The Environmental Protection Agency announced Thursday that it is finalizing a rule aimed at curbing greenhouse gas emissions from the largest emitters in the United States, a proposal that would soften the regulation's impact on small businesses but is sure to face a court challenge.
The decision is significant because it shows the Obama administration's determination to move ahead with regulating carbon dioxide under the Clean Air Act, even as the prospects of enacting climate legislation this year appear uncertain.
The new rule would cover 67 percent of the greenhouse gas emissions from stationary sources such as power plants and oil refineries, the EPA estimates, and in its first year would translate into 900 permits for both new sources and modifications to existing sources of global warming pollution. Those emitters would have to prove they are using the best technology to minimize their greenhouse gas output.

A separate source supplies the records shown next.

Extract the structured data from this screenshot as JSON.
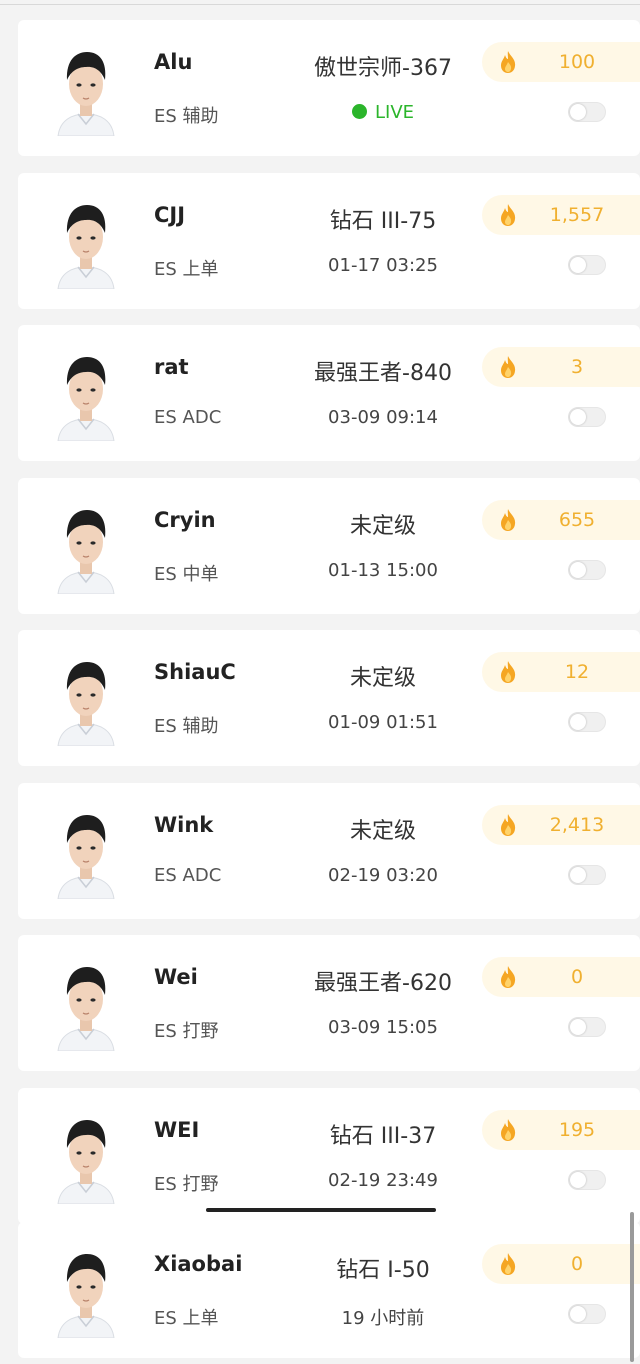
{
  "colors": {
    "live": "#2bb52b",
    "heat_bg": "#fff8e6",
    "heat_text": "#f0b030",
    "flame_outer": "#f5a623",
    "flame_inner": "#ffd36b"
  },
  "players": [
    {
      "name": "Alu",
      "role": "ES 辅助",
      "rank": "傲世宗师-367",
      "time": "LIVE",
      "live": true,
      "heat": "100",
      "heat_icon": "flame-icon"
    },
    {
      "name": "CJJ",
      "role": "ES 上单",
      "rank": "钻石 III-75",
      "time": "01-17 03:25",
      "live": false,
      "heat": "1,557",
      "heat_icon": "flame-icon"
    },
    {
      "name": "rat",
      "role": "ES ADC",
      "rank": "最强王者-840",
      "time": "03-09 09:14",
      "live": false,
      "heat": "3",
      "heat_icon": "flame-icon"
    },
    {
      "name": "Cryin",
      "role": "ES 中单",
      "rank": "未定级",
      "time": "01-13 15:00",
      "live": false,
      "heat": "655",
      "heat_icon": "flame-icon"
    },
    {
      "name": "ShiauC",
      "role": "ES 辅助",
      "rank": "未定级",
      "time": "01-09 01:51",
      "live": false,
      "heat": "12",
      "heat_icon": "flame-icon"
    },
    {
      "name": "Wink",
      "role": "ES ADC",
      "rank": "未定级",
      "time": "02-19 03:20",
      "live": false,
      "heat": "2,413",
      "heat_icon": "flame-icon"
    },
    {
      "name": "Wei",
      "role": "ES 打野",
      "rank": "最强王者-620",
      "time": "03-09 15:05",
      "live": false,
      "heat": "0",
      "heat_icon": "flame-icon"
    },
    {
      "name": "WEI",
      "role": "ES 打野",
      "rank": "钻石 III-37",
      "time": "02-19 23:49",
      "live": false,
      "heat": "195",
      "heat_icon": "flame-icon"
    },
    {
      "name": "Xiaobai",
      "role": "ES 上单",
      "rank": "钻石 I-50",
      "time": "19 小时前",
      "live": false,
      "heat": "0",
      "heat_icon": "flame-icon"
    }
  ]
}
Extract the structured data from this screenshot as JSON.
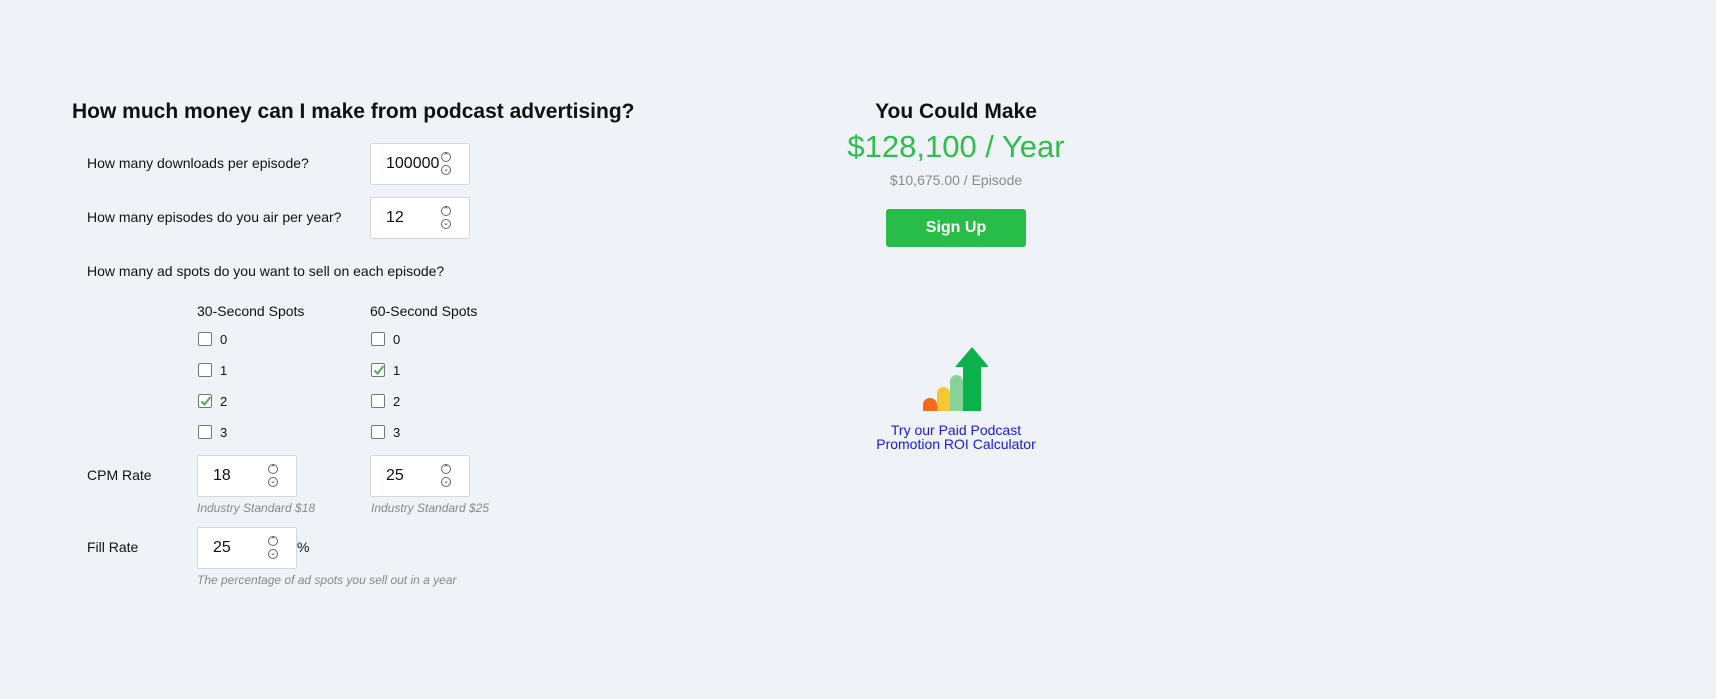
{
  "calculator": {
    "heading": "How much money can I make from podcast advertising?",
    "downloads": {
      "label": "How many downloads per episode?",
      "value": "100000"
    },
    "episodes": {
      "label": "How many episodes do you air per year?",
      "value": "12"
    },
    "spots_question": "How many ad spots do you want to sell on each episode?",
    "spots30": {
      "header": "30-Second Spots",
      "options": [
        "0",
        "1",
        "2",
        "3"
      ],
      "selected": "2"
    },
    "spots60": {
      "header": "60-Second Spots",
      "options": [
        "0",
        "1",
        "2",
        "3"
      ],
      "selected": "1"
    },
    "cpm": {
      "label": "CPM Rate",
      "value30": "18",
      "hint30": "Industry Standard $18",
      "value60": "25",
      "hint60": "Industry Standard $25"
    },
    "fill": {
      "label": "Fill Rate",
      "value": "25",
      "unit": "%",
      "hint": "The percentage of ad spots you sell out in a year"
    },
    "spinner_up": "^",
    "spinner_down": "v"
  },
  "result": {
    "title": "You Could Make",
    "amount": "$128,100 / Year",
    "per_episode": "$10,675.00 / Episode",
    "signup_label": "Sign Up",
    "roi_icon": "growth-chart-icon",
    "roi_link_line1": "Try our Paid Podcast",
    "roi_link_line2": "Promotion ROI Calculator"
  },
  "colors": {
    "background": "#eff2f7",
    "accent_green": "#2ebd4e",
    "button_green": "#28bd48",
    "link_blue": "#1a1adb",
    "checkmark_green": "#4caf50"
  }
}
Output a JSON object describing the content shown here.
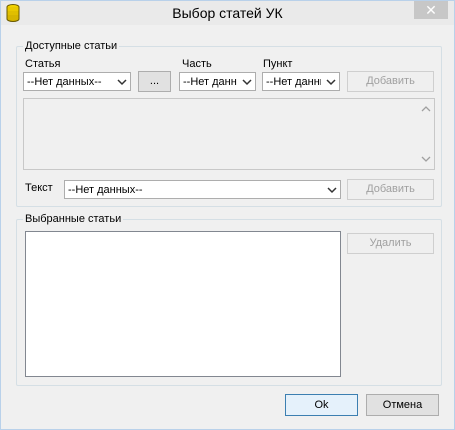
{
  "window": {
    "title": "Выбор статей УК",
    "close_glyph": "✕"
  },
  "available": {
    "legend": "Доступные статьи",
    "article_label": "Статья",
    "part_label": "Часть",
    "item_label": "Пункт",
    "article_value": "--Нет данных--",
    "browse_label": "...",
    "part_value": "--Нет данных--",
    "item_value": "--Нет данных--",
    "add_label": "Добавить",
    "text_label": "Текст",
    "text_value": "--Нет данных--",
    "add_text_label": "Добавить"
  },
  "selected": {
    "legend": "Выбранные статьи",
    "remove_label": "Удалить"
  },
  "footer": {
    "ok_label": "Ok",
    "cancel_label": "Отмена"
  },
  "colors": {
    "accent": "#3c7fb1",
    "disabled_text": "#a0a0a0",
    "group_border": "#d5dfe5"
  }
}
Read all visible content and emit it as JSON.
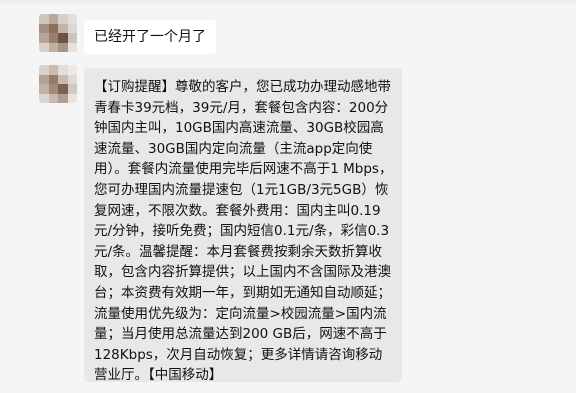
{
  "messages": [
    {
      "sender": "other",
      "text": "已经开了一个月了"
    },
    {
      "sender": "other",
      "text": "【订购提醒】尊敬的客户，您已成功办理动感地带青春卡39元档，39元/月，套餐包含内容：200分钟国内主叫，10GB国内高速流量、30GB校园高速流量、30GB国内定向流量（主流app定向使用）。套餐内流量使用完毕后网速不高于1 Mbps，您可办理国内流量提速包（1元1GB/3元5GB）恢复网速，不限次数。套餐外费用：国内主叫0.19元/分钟，接听免费；国内短信0.1元/条，彩信0.3元/条。温馨提醒：本月套餐费按剩余天数折算收取，包含内容折算提供；以上国内不含国际及港澳台；本资费有效期一年，到期如无通知自动顺延；流量使用优先级为：定向流量>校园流量>国内流量；当月使用总流量达到200 GB后，网速不高于128Kbps，次月自动恢复；更多详情请咨询移动营业厅。【中国移动】"
    }
  ],
  "colors": {
    "background": "#f5f5f5",
    "bubble_white": "#ffffff",
    "bubble_grey": "#e8e8e8",
    "text": "#111111"
  }
}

Under the Clean Air Act, facilities emitting 100 to 250 tons of a pollutant each year must apply for a federal permit. But since that would encompass emitters as small as a restaurant or a large apartment building, the new rules would initially raise the threshold to 100,000 tons of carbon dioxide equivalent for any new facility. Facilities undergoing modification that would increase emissions by 75,000 tons would also need a permit.
"After extensive study, debate and hundreds of thousands of public comments, EPA has set common-sense thresholds for greenhouse gases that will spark clean technology innovation and protect small businesses and farms," said EPA Administrator Lisa P. Jackson.
In addition to carbon dioxide, emissions of methane, nitrous oxide, hydrofluorocarbons, perfluorocarbons and sulfur hexafluoride would count toward a facility's greenhouse gas emissions.
Frank O'Donnell of the advocacy group Clean Air Watch said the announcement's timing "does raise one eyebrow: Surely this isn't designed to nudge some EPA-hating senators to embrace the Senate legislation?"
Sens. John F. Kerry (D-Mass.) and Joseph I. Lieberman (I-Conn.) unveiled their compromise climate and energy bill Wednesday, saying colleagues should consider backing legislation rather than allowing the EPA to regulate emissions.